The complete data, repeated exactly, should form your response.

** Opening PROVIDED RECORDS block **

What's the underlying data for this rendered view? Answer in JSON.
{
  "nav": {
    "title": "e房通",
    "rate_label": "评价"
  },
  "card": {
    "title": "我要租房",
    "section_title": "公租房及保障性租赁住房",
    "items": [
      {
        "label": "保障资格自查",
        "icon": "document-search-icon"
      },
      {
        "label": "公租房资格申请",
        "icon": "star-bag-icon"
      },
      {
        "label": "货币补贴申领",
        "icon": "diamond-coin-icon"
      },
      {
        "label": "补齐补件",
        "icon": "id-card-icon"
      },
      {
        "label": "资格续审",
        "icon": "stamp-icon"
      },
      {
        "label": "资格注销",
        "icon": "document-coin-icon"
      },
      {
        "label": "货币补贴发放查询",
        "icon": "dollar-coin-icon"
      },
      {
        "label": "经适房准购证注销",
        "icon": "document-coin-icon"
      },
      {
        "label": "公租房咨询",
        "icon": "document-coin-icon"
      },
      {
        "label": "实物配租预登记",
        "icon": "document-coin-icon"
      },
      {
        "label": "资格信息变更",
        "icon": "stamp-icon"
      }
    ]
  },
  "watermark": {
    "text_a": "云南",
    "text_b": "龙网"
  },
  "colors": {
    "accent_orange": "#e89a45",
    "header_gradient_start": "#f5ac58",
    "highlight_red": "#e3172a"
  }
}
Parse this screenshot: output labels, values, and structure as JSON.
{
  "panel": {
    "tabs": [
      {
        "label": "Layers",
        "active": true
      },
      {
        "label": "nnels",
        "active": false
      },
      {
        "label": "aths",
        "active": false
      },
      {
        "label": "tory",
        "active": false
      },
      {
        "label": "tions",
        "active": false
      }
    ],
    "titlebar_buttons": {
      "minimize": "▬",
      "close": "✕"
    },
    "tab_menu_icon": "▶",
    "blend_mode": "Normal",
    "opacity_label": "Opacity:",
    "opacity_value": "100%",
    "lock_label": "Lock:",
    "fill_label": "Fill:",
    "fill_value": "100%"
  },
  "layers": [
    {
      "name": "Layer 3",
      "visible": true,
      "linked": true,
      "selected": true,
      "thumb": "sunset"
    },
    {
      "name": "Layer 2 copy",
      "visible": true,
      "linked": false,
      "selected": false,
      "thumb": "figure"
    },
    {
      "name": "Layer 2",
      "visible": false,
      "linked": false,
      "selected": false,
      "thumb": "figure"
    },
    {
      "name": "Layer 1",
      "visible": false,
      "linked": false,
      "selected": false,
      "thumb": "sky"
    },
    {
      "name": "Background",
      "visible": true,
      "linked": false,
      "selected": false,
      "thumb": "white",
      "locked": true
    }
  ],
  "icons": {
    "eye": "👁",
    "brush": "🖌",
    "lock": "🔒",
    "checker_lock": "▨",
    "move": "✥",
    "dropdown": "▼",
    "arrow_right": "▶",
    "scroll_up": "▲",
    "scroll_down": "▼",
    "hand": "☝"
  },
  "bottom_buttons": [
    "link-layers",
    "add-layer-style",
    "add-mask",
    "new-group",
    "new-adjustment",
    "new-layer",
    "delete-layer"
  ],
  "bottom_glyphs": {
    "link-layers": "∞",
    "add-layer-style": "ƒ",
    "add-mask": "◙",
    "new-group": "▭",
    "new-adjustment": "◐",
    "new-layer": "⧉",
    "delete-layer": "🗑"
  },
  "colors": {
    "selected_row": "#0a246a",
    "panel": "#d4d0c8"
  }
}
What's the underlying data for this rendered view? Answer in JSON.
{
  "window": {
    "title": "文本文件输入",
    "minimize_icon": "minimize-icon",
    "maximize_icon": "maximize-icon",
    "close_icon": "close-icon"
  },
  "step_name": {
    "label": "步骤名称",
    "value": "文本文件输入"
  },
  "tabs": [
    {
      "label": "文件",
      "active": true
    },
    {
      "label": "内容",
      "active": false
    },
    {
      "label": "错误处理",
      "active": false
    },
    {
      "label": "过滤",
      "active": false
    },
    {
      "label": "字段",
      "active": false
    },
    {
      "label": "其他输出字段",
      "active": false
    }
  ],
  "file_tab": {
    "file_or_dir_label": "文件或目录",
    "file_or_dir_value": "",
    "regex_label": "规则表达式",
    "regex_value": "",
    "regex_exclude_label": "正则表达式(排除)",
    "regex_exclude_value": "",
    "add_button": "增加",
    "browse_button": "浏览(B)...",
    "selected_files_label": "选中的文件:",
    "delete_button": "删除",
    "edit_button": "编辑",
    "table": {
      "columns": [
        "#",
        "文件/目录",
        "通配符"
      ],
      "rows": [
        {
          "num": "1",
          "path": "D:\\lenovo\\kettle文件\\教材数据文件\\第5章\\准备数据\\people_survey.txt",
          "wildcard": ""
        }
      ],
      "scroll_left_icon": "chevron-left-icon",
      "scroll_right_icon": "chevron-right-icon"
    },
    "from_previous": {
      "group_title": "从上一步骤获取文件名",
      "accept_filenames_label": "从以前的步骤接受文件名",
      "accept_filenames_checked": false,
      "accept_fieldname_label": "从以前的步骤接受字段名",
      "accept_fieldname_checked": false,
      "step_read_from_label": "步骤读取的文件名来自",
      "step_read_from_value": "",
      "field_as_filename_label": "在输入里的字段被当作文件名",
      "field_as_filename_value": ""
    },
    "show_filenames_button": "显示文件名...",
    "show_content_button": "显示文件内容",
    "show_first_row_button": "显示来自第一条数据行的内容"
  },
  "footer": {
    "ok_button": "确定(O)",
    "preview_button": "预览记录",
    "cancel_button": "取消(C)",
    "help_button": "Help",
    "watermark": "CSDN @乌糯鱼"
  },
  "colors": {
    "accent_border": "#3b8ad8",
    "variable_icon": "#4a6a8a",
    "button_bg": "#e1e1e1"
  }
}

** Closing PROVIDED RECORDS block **

ANSWER BOX =
What's the underlying data for this rendered view? Answer in JSON.
{
  "nav": {
    "title": "e房通",
    "rate_label": "评价"
  },
  "card": {
    "title": "我要租房",
    "section_title": "公租房及保障性租赁住房",
    "items": [
      {
        "label": "保障资格自查",
        "icon": "document-search-icon"
      },
      {
        "label": "公租房资格申请",
        "icon": "star-bag-icon"
      },
      {
        "label": "货币补贴申领",
        "icon": "diamond-coin-icon"
      },
      {
        "label": "补齐补件",
        "icon": "id-card-icon"
      },
      {
        "label": "资格续审",
        "icon": "stamp-icon"
      },
      {
        "label": "资格注销",
        "icon": "document-coin-icon"
      },
      {
        "label": "货币补贴发放查询",
        "icon": "dollar-coin-icon"
      },
      {
        "label": "经适房准购证注销",
        "icon": "document-coin-icon"
      },
      {
        "label": "公租房咨询",
        "icon": "document-coin-icon"
      },
      {
        "label": "实物配租预登记",
        "icon": "document-coin-icon"
      },
      {
        "label": "资格信息变更",
        "icon": "stamp-icon"
      }
    ]
  },
  "watermark": {
    "text_a": "云南",
    "text_b": "龙网"
  },
  "colors": {
    "accent_orange": "#e89a45",
    "header_gradient_start": "#f5ac58",
    "highlight_red": "#e3172a"
  }
}
Parse this screenshot: output labels, values, and structure as JSON.
{
  "panel": {
    "tabs": [
      {
        "label": "Layers",
        "active": true
      },
      {
        "label": "nnels",
        "active": false
      },
      {
        "label": "aths",
        "active": false
      },
      {
        "label": "tory",
        "active": false
      },
      {
        "label": "tions",
        "active": false
      }
    ],
    "titlebar_buttons": {
      "minimize": "▬",
      "close": "✕"
    },
    "tab_menu_icon": "▶",
    "blend_mode": "Normal",
    "opacity_label": "Opacity:",
    "opacity_value": "100%",
    "lock_label": "Lock:",
    "fill_label": "Fill:",
    "fill_value": "100%"
  },
  "layers": [
    {
      "name": "Layer 3",
      "visible": true,
      "linked": true,
      "selected": true,
      "thumb": "sunset"
    },
    {
      "name": "Layer 2 copy",
      "visible": true,
      "linked": false,
      "selected": false,
      "thumb": "figure"
    },
    {
      "name": "Layer 2",
      "visible": false,
      "linked": false,
      "selected": false,
      "thumb": "figure"
    },
    {
      "name": "Layer 1",
      "visible": false,
      "linked": false,
      "selected": false,
      "thumb": "sky"
    },
    {
      "name": "Background",
      "visible": true,
      "linked": false,
      "selected": false,
      "thumb": "white",
      "locked": true
    }
  ],
  "icons": {
    "eye": "👁",
    "brush": "🖌",
    "lock": "🔒",
    "checker_lock": "▨",
    "move": "✥",
    "dropdown": "▼",
    "arrow_right": "▶",
    "scroll_up": "▲",
    "scroll_down": "▼",
    "hand": "☝"
  },
  "bottom_buttons": [
    "link-layers",
    "add-layer-style",
    "add-mask",
    "new-group",
    "new-adjustment",
    "new-layer",
    "delete-layer"
  ],
  "bottom_glyphs": {
    "link-layers": "∞",
    "add-layer-style": "ƒ",
    "add-mask": "◙",
    "new-group": "▭",
    "new-adjustment": "◐",
    "new-layer": "⧉",
    "delete-layer": "🗑"
  },
  "colors": {
    "selected_row": "#0a246a",
    "panel": "#d4d0c8"
  }
}
What's the underlying data for this rendered view? Answer in JSON.
{
  "window": {
    "title": "文本文件输入",
    "minimize_icon": "minimize-icon",
    "maximize_icon": "maximize-icon",
    "close_icon": "close-icon"
  },
  "step_name": {
    "label": "步骤名称",
    "value": "文本文件输入"
  },
  "tabs": [
    {
      "label": "文件",
      "active": true
    },
    {
      "label": "内容",
      "active": false
    },
    {
      "label": "错误处理",
      "active": false
    },
    {
      "label": "过滤",
      "active": false
    },
    {
      "label": "字段",
      "active": false
    },
    {
      "label": "其他输出字段",
      "active": false
    }
  ],
  "file_tab": {
    "file_or_dir_label": "文件或目录",
    "file_or_dir_value": "",
    "regex_label": "规则表达式",
    "regex_value": "",
    "regex_exclude_label": "正则表达式(排除)",
    "regex_exclude_value": "",
    "add_button": "增加",
    "browse_button": "浏览(B)...",
    "selected_files_label": "选中的文件:",
    "delete_button": "删除",
    "edit_button": "编辑",
    "table": {
      "columns": [
        "#",
        "文件/目录",
        "通配符"
      ],
      "rows": [
        {
          "num": "1",
          "path": "D:\\lenovo\\kettle文件\\教材数据文件\\第5章\\准备数据\\people_survey.txt",
          "wildcard": ""
        }
      ],
      "scroll_left_icon": "chevron-left-icon",
      "scroll_right_icon": "chevron-right-icon"
    },
    "from_previous": {
      "group_title": "从上一步骤获取文件名",
      "accept_filenames_label": "从以前的步骤接受文件名",
      "accept_filenames_checked": false,
      "accept_fieldname_label": "从以前的步骤接受字段名",
      "accept_fieldname_checked": false,
      "step_read_from_label": "步骤读取的文件名来自",
      "step_read_from_value": "",
      "field_as_filename_label": "在输入里的字段被当作文件名",
      "field_as_filename_value": ""
    },
    "show_filenames_button": "显示文件名...",
    "show_content_button": "显示文件内容",
    "show_first_row_button": "显示来自第一条数据行的内容"
  },
  "footer": {
    "ok_button": "确定(O)",
    "preview_button": "预览记录",
    "cancel_button": "取消(C)",
    "help_button": "Help",
    "watermark": "CSDN @乌糯鱼"
  },
  "colors": {
    "accent_border": "#3b8ad8",
    "variable_icon": "#4a6a8a",
    "button_bg": "#e1e1e1"
  }
}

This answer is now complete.